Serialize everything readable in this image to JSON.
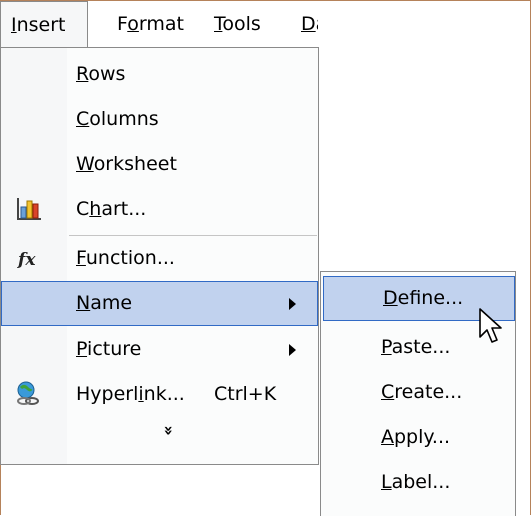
{
  "menubar": {
    "insert": {
      "u": "I",
      "rest": "nsert"
    },
    "format": {
      "a": "F",
      "u": "o",
      "rest": "rmat"
    },
    "tools": {
      "u": "T",
      "rest": "ools"
    },
    "data": {
      "u": "D",
      "rest": "a"
    }
  },
  "insert_menu": {
    "rows": {
      "u": "R",
      "rest": "ows"
    },
    "columns": {
      "u": "C",
      "rest": "olumns"
    },
    "worksheet": {
      "u": "W",
      "rest": "orksheet"
    },
    "chart": {
      "a": "C",
      "u": "h",
      "rest": "art..."
    },
    "function": {
      "u": "F",
      "rest": "unction..."
    },
    "name": {
      "u": "N",
      "rest": "ame"
    },
    "picture": {
      "u": "P",
      "rest": "icture"
    },
    "hyperlink": {
      "a": "Hyperl",
      "u": "i",
      "rest": "nk...",
      "shortcut": "Ctrl+K"
    },
    "more": "»"
  },
  "name_submenu": {
    "define": {
      "u": "D",
      "rest": "efine..."
    },
    "paste": {
      "u": "P",
      "rest": "aste..."
    },
    "create": {
      "u": "C",
      "rest": "reate..."
    },
    "apply": {
      "u": "A",
      "rest": "pply..."
    },
    "label": {
      "u": "L",
      "rest": "abel..."
    }
  },
  "colors": {
    "highlight": "#c1d2ee",
    "highlight_border": "#316ac5",
    "gutter": "#f6f7f8"
  }
}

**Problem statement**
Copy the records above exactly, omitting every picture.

**Task result**
Serialize everything readable in this image to JSON.
{
  "menubar": {
    "insert": {
      "u": "I",
      "rest": "nsert"
    },
    "format": {
      "a": "F",
      "u": "o",
      "rest": "rmat"
    },
    "tools": {
      "u": "T",
      "rest": "ools"
    },
    "data": {
      "u": "D",
      "rest": "a"
    }
  },
  "insert_menu": {
    "rows": {
      "u": "R",
      "rest": "ows"
    },
    "columns": {
      "u": "C",
      "rest": "olumns"
    },
    "worksheet": {
      "u": "W",
      "rest": "orksheet"
    },
    "chart": {
      "a": "C",
      "u": "h",
      "rest": "art..."
    },
    "function": {
      "u": "F",
      "rest": "unction..."
    },
    "name": {
      "u": "N",
      "rest": "ame"
    },
    "picture": {
      "u": "P",
      "rest": "icture"
    },
    "hyperlink": {
      "a": "Hyperl",
      "u": "i",
      "rest": "nk...",
      "shortcut": "Ctrl+K"
    },
    "more": "»"
  },
  "name_submenu": {
    "define": {
      "u": "D",
      "rest": "efine..."
    },
    "paste": {
      "u": "P",
      "rest": "aste..."
    },
    "create": {
      "u": "C",
      "rest": "reate..."
    },
    "apply": {
      "u": "A",
      "rest": "pply..."
    },
    "label": {
      "u": "L",
      "rest": "abel..."
    }
  },
  "colors": {
    "highlight": "#c1d2ee",
    "highlight_border": "#316ac5",
    "gutter": "#f6f7f8"
  }
}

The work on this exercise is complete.